This exercise calls for every record to be returned exactly, with pictures removed.

(Data records)
<<<<
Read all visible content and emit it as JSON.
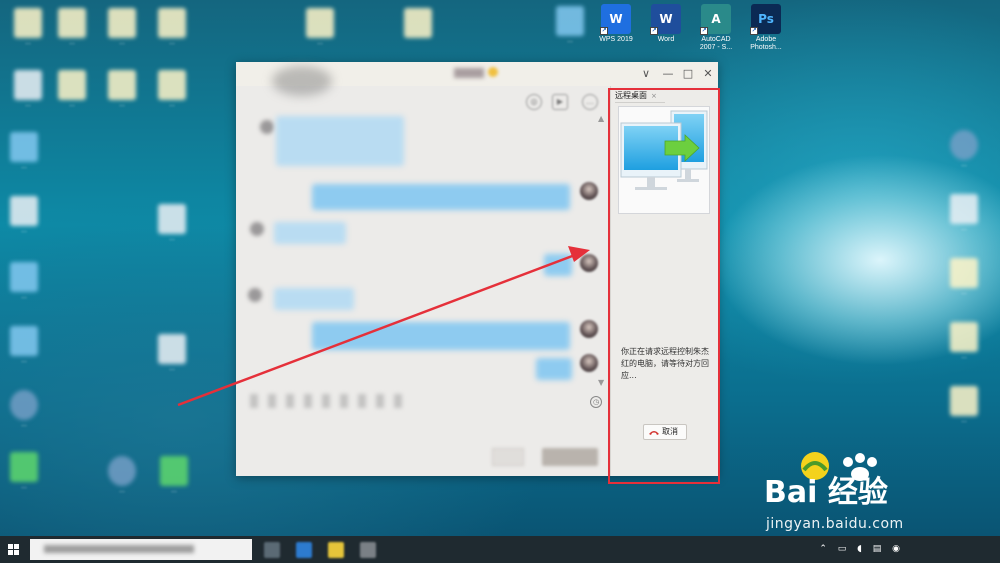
{
  "desktop": {
    "apps": [
      {
        "label_line1": "WPS 2019",
        "label_line2": "",
        "icon": "wps-icon",
        "color": "#1f6fe0",
        "glyph": "W"
      },
      {
        "label_line1": "Word",
        "label_line2": "",
        "icon": "word-icon",
        "color": "#1f4e9c",
        "glyph": "W"
      },
      {
        "label_line1": "AutoCAD",
        "label_line2": "2007 - S...",
        "icon": "autocad-icon",
        "color": "#2a8a8a",
        "glyph": "A"
      },
      {
        "label_line1": "Adobe",
        "label_line2": "Photosh...",
        "icon": "photoshop-icon",
        "color": "#0b2a54",
        "glyph": "Ps"
      }
    ]
  },
  "remote_desktop": {
    "tab_title": "远程桌面",
    "tab_close": "×",
    "message": "你正在请求远程控制朱杰红的电脑，请等待对方回应...",
    "cancel_label": "取消",
    "illustration": "remote-desktop-monitors-illustration"
  },
  "chat_window": {
    "minimize": "—",
    "maximize": "□",
    "close": "✕",
    "chevron": "∨"
  },
  "watermark": {
    "brand_text": "Bai 经验",
    "url": "jingyan.baidu.com"
  },
  "colors": {
    "highlight": "#e5303a",
    "arrow": "#e5303a",
    "bubble": "#8ecbf0"
  }
}
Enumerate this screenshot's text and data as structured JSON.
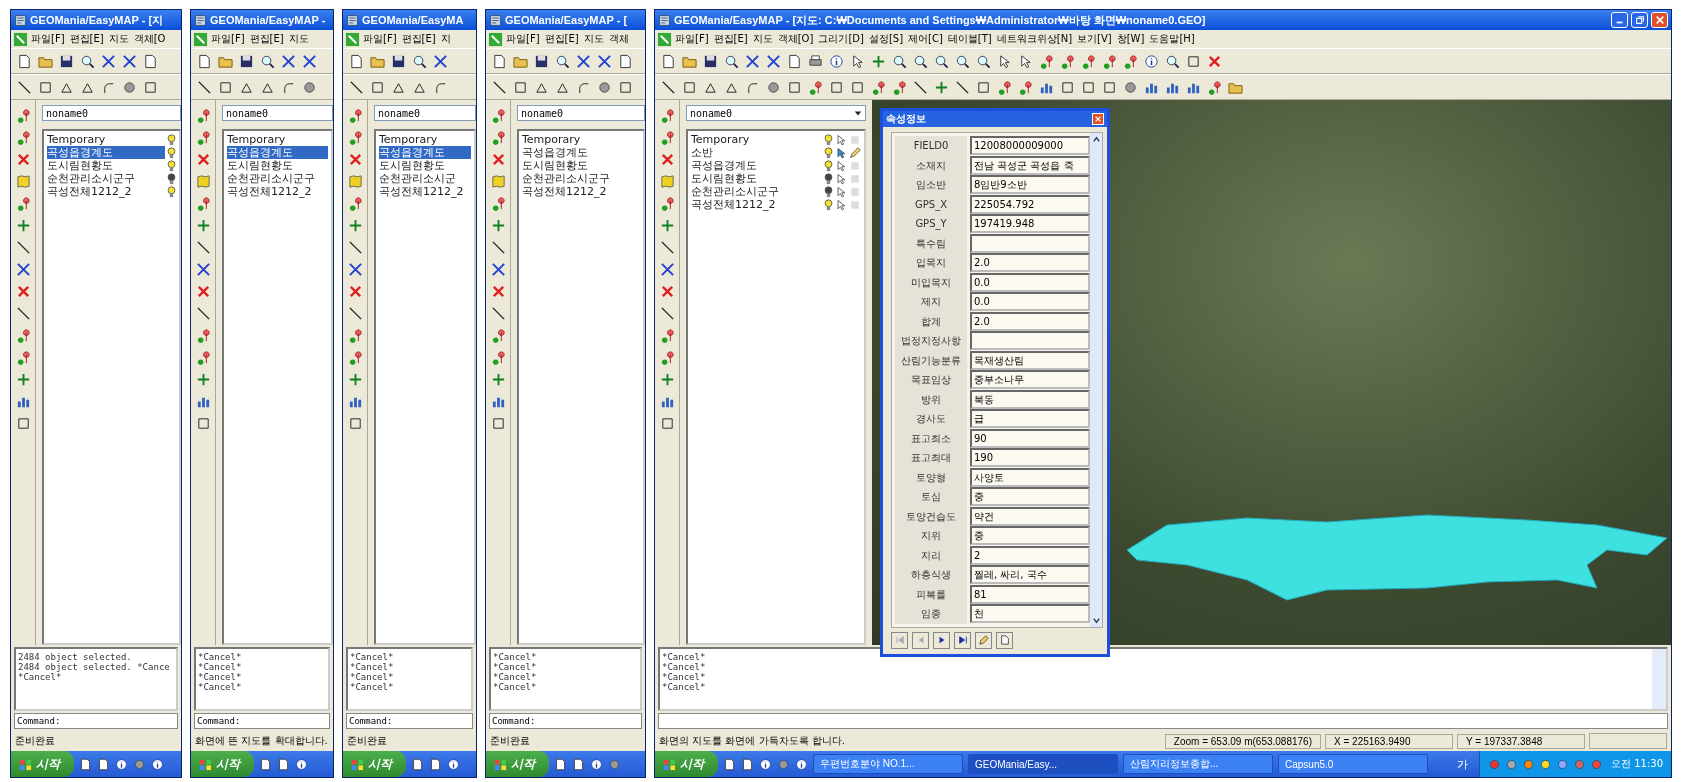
{
  "windows": [
    {
      "title": "GEOMania/EasyMAP - [지",
      "menu": [
        "파일[F]",
        "편집[E]",
        "지도",
        "객체[O"
      ],
      "map_name": "noname0",
      "layers": [
        {
          "name": "Temporary",
          "selected": false,
          "visible": true
        },
        {
          "name": "곡성읍경계도",
          "selected": true,
          "visible": true
        },
        {
          "name": "도시림현황도",
          "selected": false,
          "visible": true
        },
        {
          "name": "순천관리소시군구",
          "selected": false,
          "visible": false
        },
        {
          "name": "곡성전체1212_2",
          "selected": false,
          "visible": true
        }
      ],
      "log": [
        "2484 object selected.",
        "2484 object selected. *Cance",
        "*Cancel*"
      ],
      "command": "Command:",
      "status": "준비완료",
      "start": "시작"
    },
    {
      "title": "GEOMania/EasyMAP -",
      "menu": [
        "파일[F]",
        "편집[E]",
        "지도"
      ],
      "map_name": "noname0",
      "layers": [
        {
          "name": "Temporary",
          "selected": false
        },
        {
          "name": "곡성읍경계도",
          "selected": true
        },
        {
          "name": "도시림현황도",
          "selected": false
        },
        {
          "name": "순천관리소시군구",
          "selected": false
        },
        {
          "name": "곡성전체1212_2",
          "selected": false
        }
      ],
      "log": [
        "*Cancel*",
        "*Cancel*",
        "*Cancel*",
        "*Cancel*"
      ],
      "command": "Command:",
      "status": "화면에 뜬 지도를 확대합니다.",
      "start": "시작"
    },
    {
      "title": "GEOMania/EasyMA",
      "menu": [
        "파일[F]",
        "편집[E]",
        "지"
      ],
      "map_name": "noname0",
      "layers": [
        {
          "name": "Temporary",
          "selected": false
        },
        {
          "name": "곡성읍경계도",
          "selected": true
        },
        {
          "name": "도시림현황도",
          "selected": false
        },
        {
          "name": "순천관리소시군",
          "selected": false
        },
        {
          "name": "곡성전체1212_2",
          "selected": false
        }
      ],
      "log": [
        "*Cancel*",
        "*Cancel*",
        "*Cancel*",
        "*Cancel*"
      ],
      "command": "Command:",
      "status": "준비완료",
      "start": "시작"
    },
    {
      "title": "GEOMania/EasyMAP - [",
      "menu": [
        "파일[F]",
        "편집[E]",
        "지도",
        "객체"
      ],
      "map_name": "noname0",
      "layers": [
        {
          "name": "Temporary",
          "selected": false
        },
        {
          "name": "곡성읍경계도",
          "selected": false
        },
        {
          "name": "도시림현황도",
          "selected": false
        },
        {
          "name": "순천관리소시군구",
          "selected": false
        },
        {
          "name": "곡성전체1212_2",
          "selected": false
        }
      ],
      "log": [
        "*Cancel*",
        "*Cancel*",
        "*Cancel*",
        "*Cancel*"
      ],
      "command": "Command:",
      "status": "준비완료",
      "start": "시작"
    },
    {
      "title": "GEOMania/EasyMAP - [지도: C:₩Documents and Settings₩Administrator₩바탕 화면₩noname0.GEO]",
      "menu": [
        "파일[F]",
        "편집[E]",
        "지도",
        "객체[O]",
        "그리기[D]",
        "설정[S]",
        "제어[C]",
        "테이블[T]",
        "네트워크위상[N]",
        "보기[V]",
        "창[W]",
        "도움말[H]"
      ],
      "map_name": "noname0",
      "layers": [
        {
          "name": "Temporary",
          "selected": false,
          "visible": true,
          "editing": false
        },
        {
          "name": "소반",
          "selected": false,
          "visible": true,
          "editing": true
        },
        {
          "name": "곡성읍경계도",
          "selected": false,
          "visible": true,
          "editing": false
        },
        {
          "name": "도시림현황도",
          "selected": false,
          "visible": false,
          "editing": false
        },
        {
          "name": "순천관리소시군구",
          "selected": false,
          "visible": false,
          "editing": false
        },
        {
          "name": "곡성전체1212_2",
          "selected": false,
          "visible": true,
          "editing": false
        }
      ],
      "attribute_dialog": {
        "title": "속성정보",
        "rows": [
          {
            "label": "FIELD0",
            "value": "12008000009000"
          },
          {
            "label": "소재지",
            "value": "전남 곡성군 곡성읍 죽"
          },
          {
            "label": "임소반",
            "value": "8임반9소반"
          },
          {
            "label": "GPS_X",
            "value": "225054.792"
          },
          {
            "label": "GPS_Y",
            "value": "197419.948"
          },
          {
            "label": "특수림",
            "value": ""
          },
          {
            "label": "입목지",
            "value": "2.0"
          },
          {
            "label": "미입목지",
            "value": "0.0"
          },
          {
            "label": "제지",
            "value": "0.0"
          },
          {
            "label": "합계",
            "value": "2.0"
          },
          {
            "label": "법정지정사항",
            "value": ""
          },
          {
            "label": "산림기능분류",
            "value": "목재생산림"
          },
          {
            "label": "목표임상",
            "value": "중부소나무"
          },
          {
            "label": "방위",
            "value": "북동"
          },
          {
            "label": "경사도",
            "value": "급"
          },
          {
            "label": "표고최소",
            "value": "90"
          },
          {
            "label": "표고최대",
            "value": "190"
          },
          {
            "label": "토양형",
            "value": "사양토"
          },
          {
            "label": "토심",
            "value": "중"
          },
          {
            "label": "토양건습도",
            "value": "약건"
          },
          {
            "label": "지위",
            "value": "중"
          },
          {
            "label": "지리",
            "value": "2"
          },
          {
            "label": "하층식생",
            "value": "찔레, 싸리, 국수"
          },
          {
            "label": "피복률",
            "value": "81"
          },
          {
            "label": "임종",
            "value": "천"
          }
        ]
      },
      "log": [
        "*Cancel*",
        "*Cancel*",
        "*Cancel*",
        "*Cancel*"
      ],
      "status": "화면의 지도를 화면에 가득차도록 합니다.",
      "status_cells": [
        "Zoom = 653.09   m(653.088176)",
        "X = 225163.9490",
        "Y = 197337.3848"
      ],
      "start": "시작",
      "tasks": [
        {
          "label": "우편번호분야 NO.1...",
          "selected": false
        },
        {
          "label": "GEOMania/Easy...",
          "selected": true
        },
        {
          "label": "산림지리정보종합...",
          "selected": false
        },
        {
          "label": "Capsun5.0",
          "selected": false
        }
      ],
      "input_language": "가",
      "clock": "오전 11:30"
    }
  ]
}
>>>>
Response box:
Read all visible content and emit it as JSON.
{
  "desktop": {
    "apps": [
      {
        "label_line1": "WPS 2019",
        "label_line2": "",
        "icon": "wps-icon",
        "color": "#1f6fe0",
        "glyph": "W"
      },
      {
        "label_line1": "Word",
        "label_line2": "",
        "icon": "word-icon",
        "color": "#1f4e9c",
        "glyph": "W"
      },
      {
        "label_line1": "AutoCAD",
        "label_line2": "2007 - S...",
        "icon": "autocad-icon",
        "color": "#2a8a8a",
        "glyph": "A"
      },
      {
        "label_line1": "Adobe",
        "label_line2": "Photosh...",
        "icon": "photoshop-icon",
        "color": "#0b2a54",
        "glyph": "Ps"
      }
    ]
  },
  "remote_desktop": {
    "tab_title": "远程桌面",
    "tab_close": "×",
    "message": "你正在请求远程控制朱杰红的电脑，请等待对方回应...",
    "cancel_label": "取消",
    "illustration": "remote-desktop-monitors-illustration"
  },
  "chat_window": {
    "minimize": "—",
    "maximize": "□",
    "close": "✕",
    "chevron": "∨"
  },
  "watermark": {
    "brand_text": "Bai 经验",
    "url": "jingyan.baidu.com"
  },
  "colors": {
    "highlight": "#e5303a",
    "arrow": "#e5303a",
    "bubble": "#8ecbf0"
  }
}
Enumerate this screenshot's text and data as structured JSON.
{
  "windows": [
    {
      "title": "GEOMania/EasyMAP - [지",
      "menu": [
        "파일[F]",
        "편집[E]",
        "지도",
        "객체[O"
      ],
      "map_name": "noname0",
      "layers": [
        {
          "name": "Temporary",
          "selected": false,
          "visible": true
        },
        {
          "name": "곡성읍경계도",
          "selected": true,
          "visible": true
        },
        {
          "name": "도시림현황도",
          "selected": false,
          "visible": true
        },
        {
          "name": "순천관리소시군구",
          "selected": false,
          "visible": false
        },
        {
          "name": "곡성전체1212_2",
          "selected": false,
          "visible": true
        }
      ],
      "log": [
        "2484 object selected.",
        "2484 object selected. *Cance",
        "*Cancel*"
      ],
      "command": "Command:",
      "status": "준비완료",
      "start": "시작"
    },
    {
      "title": "GEOMania/EasyMAP -",
      "menu": [
        "파일[F]",
        "편집[E]",
        "지도"
      ],
      "map_name": "noname0",
      "layers": [
        {
          "name": "Temporary",
          "selected": false
        },
        {
          "name": "곡성읍경계도",
          "selected": true
        },
        {
          "name": "도시림현황도",
          "selected": false
        },
        {
          "name": "순천관리소시군구",
          "selected": false
        },
        {
          "name": "곡성전체1212_2",
          "selected": false
        }
      ],
      "log": [
        "*Cancel*",
        "*Cancel*",
        "*Cancel*",
        "*Cancel*"
      ],
      "command": "Command:",
      "status": "화면에 뜬 지도를 확대합니다.",
      "start": "시작"
    },
    {
      "title": "GEOMania/EasyMA",
      "menu": [
        "파일[F]",
        "편집[E]",
        "지"
      ],
      "map_name": "noname0",
      "layers": [
        {
          "name": "Temporary",
          "selected": false
        },
        {
          "name": "곡성읍경계도",
          "selected": true
        },
        {
          "name": "도시림현황도",
          "selected": false
        },
        {
          "name": "순천관리소시군",
          "selected": false
        },
        {
          "name": "곡성전체1212_2",
          "selected": false
        }
      ],
      "log": [
        "*Cancel*",
        "*Cancel*",
        "*Cancel*",
        "*Cancel*"
      ],
      "command": "Command:",
      "status": "준비완료",
      "start": "시작"
    },
    {
      "title": "GEOMania/EasyMAP - [",
      "menu": [
        "파일[F]",
        "편집[E]",
        "지도",
        "객체"
      ],
      "map_name": "noname0",
      "layers": [
        {
          "name": "Temporary",
          "selected": false
        },
        {
          "name": "곡성읍경계도",
          "selected": false
        },
        {
          "name": "도시림현황도",
          "selected": false
        },
        {
          "name": "순천관리소시군구",
          "selected": false
        },
        {
          "name": "곡성전체1212_2",
          "selected": false
        }
      ],
      "log": [
        "*Cancel*",
        "*Cancel*",
        "*Cancel*",
        "*Cancel*"
      ],
      "command": "Command:",
      "status": "준비완료",
      "start": "시작"
    },
    {
      "title": "GEOMania/EasyMAP - [지도: C:₩Documents and Settings₩Administrator₩바탕 화면₩noname0.GEO]",
      "menu": [
        "파일[F]",
        "편집[E]",
        "지도",
        "객체[O]",
        "그리기[D]",
        "설정[S]",
        "제어[C]",
        "테이블[T]",
        "네트워크위상[N]",
        "보기[V]",
        "창[W]",
        "도움말[H]"
      ],
      "map_name": "noname0",
      "layers": [
        {
          "name": "Temporary",
          "selected": false,
          "visible": true,
          "editing": false
        },
        {
          "name": "소반",
          "selected": false,
          "visible": true,
          "editing": true
        },
        {
          "name": "곡성읍경계도",
          "selected": false,
          "visible": true,
          "editing": false
        },
        {
          "name": "도시림현황도",
          "selected": false,
          "visible": false,
          "editing": false
        },
        {
          "name": "순천관리소시군구",
          "selected": false,
          "visible": false,
          "editing": false
        },
        {
          "name": "곡성전체1212_2",
          "selected": false,
          "visible": true,
          "editing": false
        }
      ],
      "attribute_dialog": {
        "title": "속성정보",
        "rows": [
          {
            "label": "FIELD0",
            "value": "12008000009000"
          },
          {
            "label": "소재지",
            "value": "전남 곡성군 곡성읍 죽"
          },
          {
            "label": "임소반",
            "value": "8임반9소반"
          },
          {
            "label": "GPS_X",
            "value": "225054.792"
          },
          {
            "label": "GPS_Y",
            "value": "197419.948"
          },
          {
            "label": "특수림",
            "value": ""
          },
          {
            "label": "입목지",
            "value": "2.0"
          },
          {
            "label": "미입목지",
            "value": "0.0"
          },
          {
            "label": "제지",
            "value": "0.0"
          },
          {
            "label": "합계",
            "value": "2.0"
          },
          {
            "label": "법정지정사항",
            "value": ""
          },
          {
            "label": "산림기능분류",
            "value": "목재생산림"
          },
          {
            "label": "목표임상",
            "value": "중부소나무"
          },
          {
            "label": "방위",
            "value": "북동"
          },
          {
            "label": "경사도",
            "value": "급"
          },
          {
            "label": "표고최소",
            "value": "90"
          },
          {
            "label": "표고최대",
            "value": "190"
          },
          {
            "label": "토양형",
            "value": "사양토"
          },
          {
            "label": "토심",
            "value": "중"
          },
          {
            "label": "토양건습도",
            "value": "약건"
          },
          {
            "label": "지위",
            "value": "중"
          },
          {
            "label": "지리",
            "value": "2"
          },
          {
            "label": "하층식생",
            "value": "찔레, 싸리, 국수"
          },
          {
            "label": "피복률",
            "value": "81"
          },
          {
            "label": "임종",
            "value": "천"
          }
        ]
      },
      "log": [
        "*Cancel*",
        "*Cancel*",
        "*Cancel*",
        "*Cancel*"
      ],
      "status": "화면의 지도를 화면에 가득차도록 합니다.",
      "status_cells": [
        "Zoom = 653.09   m(653.088176)",
        "X = 225163.9490",
        "Y = 197337.3848"
      ],
      "start": "시작",
      "tasks": [
        {
          "label": "우편번호분야 NO.1...",
          "selected": false
        },
        {
          "label": "GEOMania/Easy...",
          "selected": true
        },
        {
          "label": "산림지리정보종합...",
          "selected": false
        },
        {
          "label": "Capsun5.0",
          "selected": false
        }
      ],
      "input_language": "가",
      "clock": "오전 11:30"
    }
  ]
}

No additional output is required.